Tonight in my beginning meditation class, our instructor wanted us to learn what it is like to work with boredom during meditation.
We were to attempt to not let our mind or our body take a leading role in the meditation activity; but rather to simply shush our normal mental and physical activity and simply allow ourselves to be….bored/disconnected/disinterested. To feel what is like to work with boredom; how it shows up in the body and how it shows up in mind.
It can show up in the body as….empty, light, vast, unlocatable or heavy. It may show up in the mind as sleepy, dull, dejected, on edge or complacent.
At first, my mind was like “Seriously? You do not actually WANT to do nothing! Here, let me give you some things to think about!” So random things began to pop into my mind as I attempted to wrestle with my mental chatter in order to get it to stop. (A sometimes difficult task at best…for me.) At some point, I won and my mind begrudgingly decided to be quiet. Sort of like the pouting kid in the corner that just got in trouble and is quietly trying to figure out how to get out of it.

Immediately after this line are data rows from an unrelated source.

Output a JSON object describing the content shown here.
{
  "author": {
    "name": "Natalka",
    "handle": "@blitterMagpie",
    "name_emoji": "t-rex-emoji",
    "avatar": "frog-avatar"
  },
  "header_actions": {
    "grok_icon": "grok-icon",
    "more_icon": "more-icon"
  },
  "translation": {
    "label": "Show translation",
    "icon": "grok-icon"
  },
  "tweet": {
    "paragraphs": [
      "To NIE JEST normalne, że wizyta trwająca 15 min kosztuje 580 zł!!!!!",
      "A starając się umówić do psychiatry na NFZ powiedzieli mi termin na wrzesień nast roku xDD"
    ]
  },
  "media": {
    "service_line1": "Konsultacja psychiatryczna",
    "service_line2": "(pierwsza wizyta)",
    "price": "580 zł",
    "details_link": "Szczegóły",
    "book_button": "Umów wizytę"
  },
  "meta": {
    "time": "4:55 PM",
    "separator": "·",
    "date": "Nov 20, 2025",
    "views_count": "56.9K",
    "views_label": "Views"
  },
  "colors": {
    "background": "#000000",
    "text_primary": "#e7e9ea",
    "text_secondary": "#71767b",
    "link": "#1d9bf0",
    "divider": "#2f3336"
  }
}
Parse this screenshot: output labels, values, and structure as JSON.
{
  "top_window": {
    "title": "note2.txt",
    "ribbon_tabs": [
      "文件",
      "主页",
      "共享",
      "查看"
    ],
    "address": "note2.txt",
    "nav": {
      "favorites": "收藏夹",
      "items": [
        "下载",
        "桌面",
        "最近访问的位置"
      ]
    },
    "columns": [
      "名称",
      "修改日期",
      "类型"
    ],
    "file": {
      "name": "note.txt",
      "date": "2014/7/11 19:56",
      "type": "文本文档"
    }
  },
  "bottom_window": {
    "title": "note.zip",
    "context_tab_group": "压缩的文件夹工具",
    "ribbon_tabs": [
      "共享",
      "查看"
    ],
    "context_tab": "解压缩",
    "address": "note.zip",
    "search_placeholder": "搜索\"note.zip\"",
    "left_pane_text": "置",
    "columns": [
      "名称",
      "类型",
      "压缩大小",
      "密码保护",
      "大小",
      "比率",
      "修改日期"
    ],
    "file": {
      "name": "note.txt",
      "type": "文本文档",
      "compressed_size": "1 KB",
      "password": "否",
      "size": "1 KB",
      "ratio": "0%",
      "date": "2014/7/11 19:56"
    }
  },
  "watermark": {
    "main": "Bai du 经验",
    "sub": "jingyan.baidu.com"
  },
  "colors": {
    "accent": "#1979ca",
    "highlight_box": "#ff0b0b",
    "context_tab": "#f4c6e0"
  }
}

As soon as I wrestled my mind into submission, my body was like “Hey! C’mon now, you cannot REALLY mean it, let me give you some things to feel….so you will not be bored!” So the itches, the twitches, the discomfort, the pain and even hunger….began to make itself known. One right after the other, each one of these body sensations began to show up, sometimes taking turns sharing the spotlight and sometimes trying to hog the spotlight. After much ado, I was finally able to say….look here body…I did not ask for you to start trouble, so simmer down already!
I sat perfectly still, attempting to think about and feel…nothing.
Kind of like floating in space, just being…not doing or feeling…anything.
It did not take long for my body to begin to feel very heavy and very, very….tired. It was almost as if it was saying….oh I get it! You actually WANT to do nothing! Fabulous!!…Let’s take a nap!!!!!
Wait…what? I was not tired before class! Yet suddenly, I just wanted to curl up in the middle of my little meditation pad and go to sleep! Yes…right in the middle of class….I wanted nothing more at that very moment. The urge was quite strong and I found myself attempting desperately not to nod off.
Thankfully, I was saved by the “gong” of our instructor’s meditation bowl. I regrettably opened my eyes and moved around on my meditation pillow as I prepared for a discussion about what we experienced in the last thirty minutes. I chimed in because I had never experienced that kind of sleepiness during a meditation class before. My instructor asked me if I thought it was because of the topic/focus of mediation, or if I was just super tired today. I did not have an answer. Maybe it was both?
As I was driving home, I noticed I was once again wide awake. Then, I had an interesting revelation. Whenever I usually insist that my mind, body, and emotions just….shut up….is when I am trying to sleep and they are not allowing me to do so.
Lightbulb moment! I just learned not only how my body and mind handle boredom…or what sort of things present themselves when I am bored….I also learned something else very important.
The only time I ask my mind and my body to take a time out at the same time is when I want to go to sleep!
The rest of the time, I go with the flow and allow one or both of them, to behave however they desire. I even allow them to totally hijack my day and sometimes my week! If it is not my mind/emotions running “amuck” with me, it is my pain/discomfort in my body, that is doing it. Sometimes….those very unfortunate times…when the both gang up on me…it simply is not a whole lot of fun. I used to think I could not control any of it, that I was just along for the ride!
New goal: make time to allow both my body and mind to rest, without the desired result being sleepiness.
PS: You may be wondering why you would want to study boredom/disinterest/disconnect as part of meditation. It is good to know how your body behaves during these situations and what to do to get it to focus anyway, on whatever task is at hand. Such as when you get bored or tired at work, but you still have to meet deadlines. Or you are not particularly interested in a subject at school, but you still need to learn the material. You may feel you do not have control over your mind wandering or your body intensifying feelings for you during these moments, but it is possible!
It is a skill we do not often practice, that could prove very useful.
Lack of interest makes us believe the solution lies in encountering something more engaging. In truth, releasing the energy of boredom is the solution.
Photo by belindapolard.com